The biggest plus? Now Bush is angry to see the fallout from the UN's attempts to hinder implimentation of a successfully signed #1701 agreement.

And, looming? Will nasrallah nail Siniora, to syonnara? If assad got flack for killing Hariri. What would killing Siniora do? For how long would his slipping all of lebanon into his underpants, last?

There ought'a be a dead pool on some of these people. Even in terms of viable political lives. I think nasrallah's messing with the wrong person, if the only person mad, is Bush. (Not the only person, now, anyway. Can't wait to see what happens among Israeli civilians, as they come to their own terms with what they wanted, and what they got.)

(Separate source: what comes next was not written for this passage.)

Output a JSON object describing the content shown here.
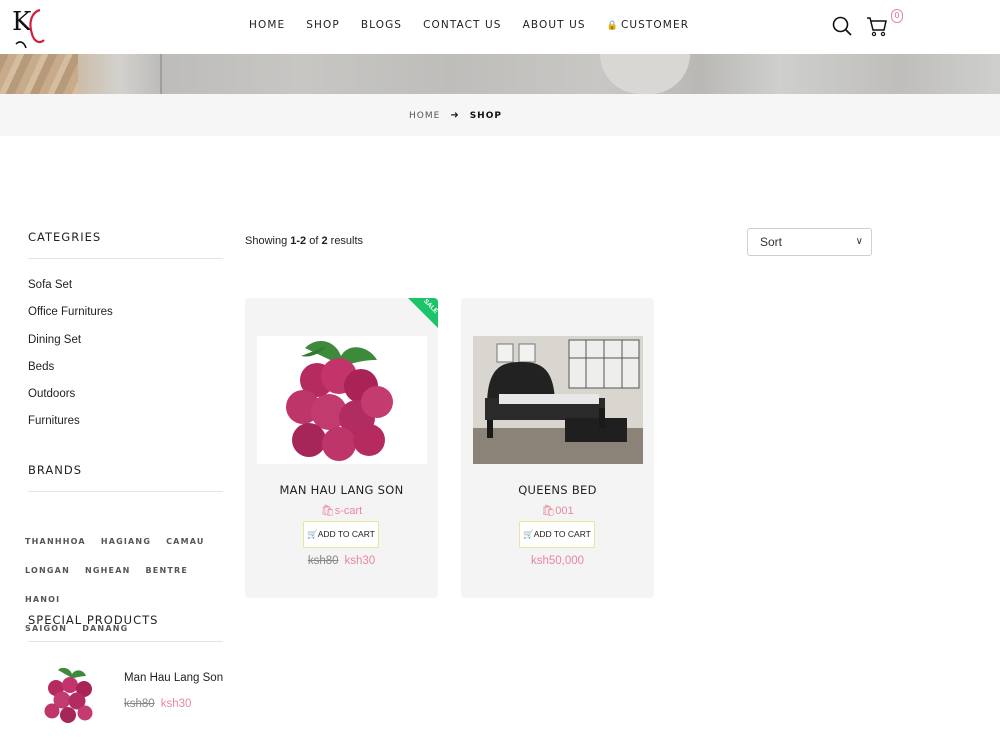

M. Simon said...

Excellent points Carol!!!!!

Always a pleasure to have your input.

M. Simon said...


Glad you caught Peres on cspan.

Your point about "creating the conditions in which the enemy is destroyed by his own internal contradictions" is excellent.

M. Simon said...

The Rommel Patton deal was always about combined arms.

Infantry supported by tanks.

Infantry is required to suppress anti-tank weapons. Tanks to punch holes in the infantry.

A very good example of this is in the movie Patton. Rommel's forces (Rommel was home sick) did a combined arms attack on Patton's forces. Patton defeated them with artillery and dug in tanks used as artillery.

Israel was supposed to have learned about the problems of anti-tank weapons in '73. Talk about lessons forgotten.

Fares said...

lebanon Survives once again, But will Syria of Assad

Ecclesiastes said...

"... they still claim the right to "resist" the Israelis, but they have done nothing that would renew the hostilities."

I suggest that you re-examine that idea. HA is flatly refusing to return the two Israeli soldiers as specified in the UN resolution.

If you are thinking that Israel wouldn't start a war over just two soldiers, well, that's what Nasrallah thought.

Now is not a good time for Lebanon to bet half the country on Israel being "reasonable".

Anonymous said...

Forget these lesser important issues of oil, gold, lebanon and deodorant. There is something which casts a huge shadow over these issues my raghead friends.

You are a set of googlewhackers!

Its true! I'm sure you will delight in this and perhaps fire your kalashnikov into the air or decapitate a women tonight for not wearing her pillowbox, but so long as you're happy eh!

P.s. nice beards but I bet they stink.

Go Bush - boofy